## Exercise description:
Find every line of the listing below where "resultType" appears, and copy it.

## Data extracts:
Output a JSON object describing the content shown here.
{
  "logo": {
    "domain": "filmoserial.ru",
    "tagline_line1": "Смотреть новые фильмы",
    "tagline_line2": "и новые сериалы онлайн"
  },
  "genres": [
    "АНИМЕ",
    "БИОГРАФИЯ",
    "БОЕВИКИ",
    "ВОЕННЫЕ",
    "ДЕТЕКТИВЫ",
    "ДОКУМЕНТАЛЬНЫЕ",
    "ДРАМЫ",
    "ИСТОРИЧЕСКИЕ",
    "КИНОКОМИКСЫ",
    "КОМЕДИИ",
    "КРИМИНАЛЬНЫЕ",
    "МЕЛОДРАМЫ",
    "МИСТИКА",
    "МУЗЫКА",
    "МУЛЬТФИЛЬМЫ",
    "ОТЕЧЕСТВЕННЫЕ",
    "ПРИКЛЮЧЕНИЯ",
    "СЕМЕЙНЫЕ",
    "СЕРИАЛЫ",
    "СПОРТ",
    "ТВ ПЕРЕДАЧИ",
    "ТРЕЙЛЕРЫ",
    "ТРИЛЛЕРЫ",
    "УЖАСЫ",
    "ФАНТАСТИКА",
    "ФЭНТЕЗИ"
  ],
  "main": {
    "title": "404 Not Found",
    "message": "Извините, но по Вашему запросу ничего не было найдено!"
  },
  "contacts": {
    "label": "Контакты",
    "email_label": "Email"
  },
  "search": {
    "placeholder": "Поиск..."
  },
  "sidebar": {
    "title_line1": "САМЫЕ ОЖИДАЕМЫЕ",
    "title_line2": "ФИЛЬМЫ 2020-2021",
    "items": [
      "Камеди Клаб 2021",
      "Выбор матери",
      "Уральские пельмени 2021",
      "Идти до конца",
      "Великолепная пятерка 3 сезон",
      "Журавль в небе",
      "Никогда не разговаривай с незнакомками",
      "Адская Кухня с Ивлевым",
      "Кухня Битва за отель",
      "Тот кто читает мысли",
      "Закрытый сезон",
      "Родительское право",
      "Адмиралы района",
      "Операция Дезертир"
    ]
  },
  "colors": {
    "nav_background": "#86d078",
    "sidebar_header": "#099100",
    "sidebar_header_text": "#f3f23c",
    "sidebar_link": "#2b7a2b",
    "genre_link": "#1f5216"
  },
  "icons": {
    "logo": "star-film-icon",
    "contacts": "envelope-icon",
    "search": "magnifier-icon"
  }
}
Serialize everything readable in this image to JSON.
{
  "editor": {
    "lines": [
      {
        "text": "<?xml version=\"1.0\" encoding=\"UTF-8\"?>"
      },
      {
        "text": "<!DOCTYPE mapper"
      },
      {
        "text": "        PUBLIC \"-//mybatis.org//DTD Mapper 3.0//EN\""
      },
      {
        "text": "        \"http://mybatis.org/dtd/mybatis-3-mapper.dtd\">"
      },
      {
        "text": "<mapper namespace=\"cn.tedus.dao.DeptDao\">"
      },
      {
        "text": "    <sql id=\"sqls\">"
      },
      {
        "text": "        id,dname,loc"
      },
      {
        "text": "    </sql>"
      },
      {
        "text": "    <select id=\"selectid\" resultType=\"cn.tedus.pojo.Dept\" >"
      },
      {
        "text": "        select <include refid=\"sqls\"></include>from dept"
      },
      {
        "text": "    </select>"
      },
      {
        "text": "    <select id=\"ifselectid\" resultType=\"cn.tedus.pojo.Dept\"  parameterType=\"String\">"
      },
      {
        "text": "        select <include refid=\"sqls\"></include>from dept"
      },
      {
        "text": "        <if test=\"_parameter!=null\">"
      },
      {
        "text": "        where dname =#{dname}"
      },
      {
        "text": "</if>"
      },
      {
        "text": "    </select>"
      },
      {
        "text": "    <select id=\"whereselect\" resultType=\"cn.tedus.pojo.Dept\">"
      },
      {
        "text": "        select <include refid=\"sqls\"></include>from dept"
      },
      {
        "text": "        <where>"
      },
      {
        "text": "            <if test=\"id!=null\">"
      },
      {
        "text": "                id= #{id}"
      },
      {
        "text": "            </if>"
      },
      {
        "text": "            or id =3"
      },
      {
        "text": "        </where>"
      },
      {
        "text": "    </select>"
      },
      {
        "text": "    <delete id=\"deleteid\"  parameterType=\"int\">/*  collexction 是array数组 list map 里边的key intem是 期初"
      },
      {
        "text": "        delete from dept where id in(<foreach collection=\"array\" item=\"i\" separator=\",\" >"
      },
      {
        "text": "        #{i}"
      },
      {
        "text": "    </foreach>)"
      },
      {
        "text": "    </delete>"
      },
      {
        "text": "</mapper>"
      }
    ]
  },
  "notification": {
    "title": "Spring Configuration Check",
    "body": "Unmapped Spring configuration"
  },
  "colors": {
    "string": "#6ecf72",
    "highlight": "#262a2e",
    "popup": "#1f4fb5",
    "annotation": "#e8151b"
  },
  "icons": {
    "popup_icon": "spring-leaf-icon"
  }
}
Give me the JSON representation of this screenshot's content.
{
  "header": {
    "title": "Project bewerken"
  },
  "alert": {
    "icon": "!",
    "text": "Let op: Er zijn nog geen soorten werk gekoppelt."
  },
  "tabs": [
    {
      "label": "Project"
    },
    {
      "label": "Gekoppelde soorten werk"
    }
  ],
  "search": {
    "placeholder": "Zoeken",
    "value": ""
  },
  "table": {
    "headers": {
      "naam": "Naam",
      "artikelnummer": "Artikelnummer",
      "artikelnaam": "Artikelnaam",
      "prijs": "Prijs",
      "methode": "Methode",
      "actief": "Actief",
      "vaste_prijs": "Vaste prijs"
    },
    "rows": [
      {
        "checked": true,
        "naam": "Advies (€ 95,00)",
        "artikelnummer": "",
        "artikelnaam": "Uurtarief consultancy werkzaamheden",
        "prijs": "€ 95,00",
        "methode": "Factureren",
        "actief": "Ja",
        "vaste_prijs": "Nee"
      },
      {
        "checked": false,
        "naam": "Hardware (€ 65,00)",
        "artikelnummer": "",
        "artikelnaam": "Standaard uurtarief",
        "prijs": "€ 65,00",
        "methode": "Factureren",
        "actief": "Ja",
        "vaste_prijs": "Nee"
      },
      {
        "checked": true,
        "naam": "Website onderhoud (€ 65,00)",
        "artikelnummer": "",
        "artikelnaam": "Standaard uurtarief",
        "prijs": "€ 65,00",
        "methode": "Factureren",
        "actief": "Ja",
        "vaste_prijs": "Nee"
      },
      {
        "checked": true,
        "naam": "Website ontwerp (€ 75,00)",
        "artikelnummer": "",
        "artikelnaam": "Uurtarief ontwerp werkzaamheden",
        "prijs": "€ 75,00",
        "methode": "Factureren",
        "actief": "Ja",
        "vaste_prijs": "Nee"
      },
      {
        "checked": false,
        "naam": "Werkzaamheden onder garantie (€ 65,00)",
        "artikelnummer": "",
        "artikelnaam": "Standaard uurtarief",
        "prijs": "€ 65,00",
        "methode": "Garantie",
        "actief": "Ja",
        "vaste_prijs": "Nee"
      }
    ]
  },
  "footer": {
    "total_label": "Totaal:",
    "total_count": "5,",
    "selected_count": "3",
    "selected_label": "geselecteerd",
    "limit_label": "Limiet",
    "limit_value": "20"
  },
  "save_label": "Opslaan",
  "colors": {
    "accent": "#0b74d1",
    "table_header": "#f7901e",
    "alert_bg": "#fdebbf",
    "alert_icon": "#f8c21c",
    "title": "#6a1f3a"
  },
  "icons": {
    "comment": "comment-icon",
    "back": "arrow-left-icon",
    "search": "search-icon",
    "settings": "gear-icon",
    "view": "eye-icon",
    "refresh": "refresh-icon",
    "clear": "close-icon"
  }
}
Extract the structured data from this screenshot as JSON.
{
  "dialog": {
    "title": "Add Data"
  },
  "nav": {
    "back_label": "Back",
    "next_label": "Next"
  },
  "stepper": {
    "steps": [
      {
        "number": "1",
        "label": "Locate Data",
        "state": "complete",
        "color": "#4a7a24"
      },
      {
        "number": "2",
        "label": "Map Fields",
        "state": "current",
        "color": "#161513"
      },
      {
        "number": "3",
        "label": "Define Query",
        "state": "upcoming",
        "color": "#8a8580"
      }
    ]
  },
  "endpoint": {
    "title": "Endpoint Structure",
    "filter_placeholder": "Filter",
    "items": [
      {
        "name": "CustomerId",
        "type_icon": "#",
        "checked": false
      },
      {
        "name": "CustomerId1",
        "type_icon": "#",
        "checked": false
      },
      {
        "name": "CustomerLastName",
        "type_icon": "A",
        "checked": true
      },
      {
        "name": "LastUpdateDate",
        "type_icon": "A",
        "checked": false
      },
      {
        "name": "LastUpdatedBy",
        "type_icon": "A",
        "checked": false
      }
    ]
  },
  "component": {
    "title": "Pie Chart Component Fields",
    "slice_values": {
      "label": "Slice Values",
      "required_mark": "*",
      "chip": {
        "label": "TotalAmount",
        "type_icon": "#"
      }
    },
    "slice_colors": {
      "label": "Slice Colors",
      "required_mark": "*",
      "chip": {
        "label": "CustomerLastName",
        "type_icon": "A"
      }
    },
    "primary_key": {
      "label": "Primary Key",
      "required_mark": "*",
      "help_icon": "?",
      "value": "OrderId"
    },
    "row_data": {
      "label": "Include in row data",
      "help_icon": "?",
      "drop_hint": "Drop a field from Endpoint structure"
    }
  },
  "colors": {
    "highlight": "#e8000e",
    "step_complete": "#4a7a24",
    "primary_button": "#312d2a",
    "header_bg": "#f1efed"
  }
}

## Expected answer:
        "text": "    <select id=\"selectid\" resultType=\"cn.tedus.pojo.Dept\" >"
        "text": "    <select id=\"ifselectid\" resultType=\"cn.tedus.pojo.Dept\"  parameterType=\"String\">"
        "text": "    <select id=\"whereselect\" resultType=\"cn.tedus.pojo.Dept\">"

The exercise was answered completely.